Our own Unitarian Universalist Association and the UU Women’s Federation, I am privileged to serve as their affiliated minister, have worked over the past four years to explore and then pass a statement of conscience affirming our commitment to full reproductive justice, acting as allies with women of color to see as they have been seeing for many years – the urgency of holding a vision beyond legal reproductive rights alone and the existence of birth control and pregnancy options alone — to the full set of human rights that must be in place in order for all women to have genuine choices at all.
We are rising up together now, with new leadership from what we are calling a New Prophetic Sisterhood of UU female ministers, who are pledging to be engaged, energized, and empowered – on behalf of justice for all women and girls. Who are looking to gather in what they are calling a bad ass convergence in 2017 to plot a more multi-generational, multi-cultural, intersectional movement.
Well into the 21st century now, studies are showing that a woman’s anger is still most often unproductive and disliked.
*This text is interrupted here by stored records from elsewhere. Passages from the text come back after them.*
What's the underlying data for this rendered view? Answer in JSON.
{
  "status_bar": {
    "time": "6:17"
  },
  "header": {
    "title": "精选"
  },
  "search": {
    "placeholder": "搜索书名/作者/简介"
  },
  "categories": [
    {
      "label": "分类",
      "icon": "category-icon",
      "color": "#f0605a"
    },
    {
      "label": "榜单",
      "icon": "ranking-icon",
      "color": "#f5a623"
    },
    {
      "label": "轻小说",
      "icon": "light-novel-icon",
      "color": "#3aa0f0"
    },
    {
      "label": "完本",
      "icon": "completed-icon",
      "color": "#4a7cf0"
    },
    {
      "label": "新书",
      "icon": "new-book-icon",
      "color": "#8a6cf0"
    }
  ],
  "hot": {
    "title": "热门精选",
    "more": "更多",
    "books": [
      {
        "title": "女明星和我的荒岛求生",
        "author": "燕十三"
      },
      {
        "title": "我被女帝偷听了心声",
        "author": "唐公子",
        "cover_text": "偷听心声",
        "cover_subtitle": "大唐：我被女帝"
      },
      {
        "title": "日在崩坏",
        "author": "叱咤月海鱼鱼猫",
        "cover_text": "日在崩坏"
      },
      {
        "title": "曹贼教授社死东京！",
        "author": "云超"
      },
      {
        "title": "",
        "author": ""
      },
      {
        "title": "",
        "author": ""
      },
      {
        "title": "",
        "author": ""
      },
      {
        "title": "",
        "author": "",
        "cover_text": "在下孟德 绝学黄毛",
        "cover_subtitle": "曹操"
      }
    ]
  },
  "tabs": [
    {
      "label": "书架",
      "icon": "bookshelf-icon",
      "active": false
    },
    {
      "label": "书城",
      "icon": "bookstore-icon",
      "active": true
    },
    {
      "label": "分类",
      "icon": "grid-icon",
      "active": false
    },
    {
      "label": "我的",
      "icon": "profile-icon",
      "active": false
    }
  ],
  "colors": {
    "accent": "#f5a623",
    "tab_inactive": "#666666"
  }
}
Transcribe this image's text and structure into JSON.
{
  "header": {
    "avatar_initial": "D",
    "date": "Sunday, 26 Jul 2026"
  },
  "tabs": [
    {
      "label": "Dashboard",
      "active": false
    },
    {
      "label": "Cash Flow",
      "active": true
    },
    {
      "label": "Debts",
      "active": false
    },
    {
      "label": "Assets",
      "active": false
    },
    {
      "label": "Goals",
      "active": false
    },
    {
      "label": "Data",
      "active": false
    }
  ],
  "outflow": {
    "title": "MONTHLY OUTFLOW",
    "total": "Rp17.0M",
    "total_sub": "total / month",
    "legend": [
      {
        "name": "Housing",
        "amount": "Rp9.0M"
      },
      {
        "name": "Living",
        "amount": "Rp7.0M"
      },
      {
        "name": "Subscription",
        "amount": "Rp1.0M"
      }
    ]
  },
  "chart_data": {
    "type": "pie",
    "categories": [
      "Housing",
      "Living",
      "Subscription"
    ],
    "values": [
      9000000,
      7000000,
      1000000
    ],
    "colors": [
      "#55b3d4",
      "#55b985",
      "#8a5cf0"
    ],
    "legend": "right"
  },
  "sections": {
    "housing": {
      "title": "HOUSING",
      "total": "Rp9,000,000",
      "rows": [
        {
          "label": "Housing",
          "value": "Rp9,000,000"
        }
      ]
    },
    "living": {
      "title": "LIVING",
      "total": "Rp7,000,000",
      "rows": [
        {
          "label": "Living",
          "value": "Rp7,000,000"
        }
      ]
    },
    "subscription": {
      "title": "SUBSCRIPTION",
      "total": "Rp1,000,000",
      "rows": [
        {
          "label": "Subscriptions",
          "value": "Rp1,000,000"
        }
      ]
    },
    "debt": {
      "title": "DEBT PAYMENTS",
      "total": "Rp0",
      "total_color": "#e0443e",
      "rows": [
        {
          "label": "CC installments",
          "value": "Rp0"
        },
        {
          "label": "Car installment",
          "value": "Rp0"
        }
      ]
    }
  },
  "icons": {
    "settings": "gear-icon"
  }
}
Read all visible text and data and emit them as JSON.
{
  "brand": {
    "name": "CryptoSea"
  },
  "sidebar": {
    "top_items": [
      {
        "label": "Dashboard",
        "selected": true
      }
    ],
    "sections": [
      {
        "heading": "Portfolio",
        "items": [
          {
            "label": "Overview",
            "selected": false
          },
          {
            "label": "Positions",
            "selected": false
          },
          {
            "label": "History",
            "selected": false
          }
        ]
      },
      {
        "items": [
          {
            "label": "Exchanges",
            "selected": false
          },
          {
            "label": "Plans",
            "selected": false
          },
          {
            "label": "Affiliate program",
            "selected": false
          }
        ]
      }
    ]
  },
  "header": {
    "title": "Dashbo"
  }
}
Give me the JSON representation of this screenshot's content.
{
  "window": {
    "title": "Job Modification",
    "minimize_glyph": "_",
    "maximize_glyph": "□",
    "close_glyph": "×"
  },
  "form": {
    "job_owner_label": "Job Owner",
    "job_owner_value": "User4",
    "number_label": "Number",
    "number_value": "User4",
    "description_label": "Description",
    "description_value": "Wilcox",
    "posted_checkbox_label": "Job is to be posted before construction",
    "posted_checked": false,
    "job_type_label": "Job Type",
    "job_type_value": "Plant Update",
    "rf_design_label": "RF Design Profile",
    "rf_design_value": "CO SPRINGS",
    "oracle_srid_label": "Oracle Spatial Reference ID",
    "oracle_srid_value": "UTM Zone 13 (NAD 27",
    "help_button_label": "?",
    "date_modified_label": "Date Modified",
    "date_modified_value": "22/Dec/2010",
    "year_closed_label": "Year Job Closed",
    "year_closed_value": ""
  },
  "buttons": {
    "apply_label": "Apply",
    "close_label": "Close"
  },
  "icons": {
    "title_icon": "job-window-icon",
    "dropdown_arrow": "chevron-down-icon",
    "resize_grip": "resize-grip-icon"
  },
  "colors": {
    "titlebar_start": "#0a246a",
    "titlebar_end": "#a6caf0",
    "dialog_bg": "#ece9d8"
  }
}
Recent research using a mock trial deliberation about a murder case has found that angry men are taken more seriously than angry women. That angry women are less likely to wield influence over others, the opposite impact from their male counterparts.
Dr. Jeanne Vaccaro, a postdoctoral fellow in gender studies at Indiana University, views these findings as a deeply ingrained continuation of the perception of women when they express anger, let alone rise up in anger as a result of personal or social injustice and violations, as being out of control. (Even when we are being clear and forthright about what is making us angry: most commonly powerlessness, injustice, and the irresponsibility of other people.)
My recent experiences listening to other women talk about anger tells me that for some of us it is still dangerous and destructive, something to be managed and channeled, perhaps a tool but a double-edged one and sharp at that.
For others, anger is best described in the words of bell hooks:
Take your anger and make it the compost for your garden.
As one friend told me, “and that’s what we do as women. We use it to fuel our art and our activism and our fierce (FIERCE) love.”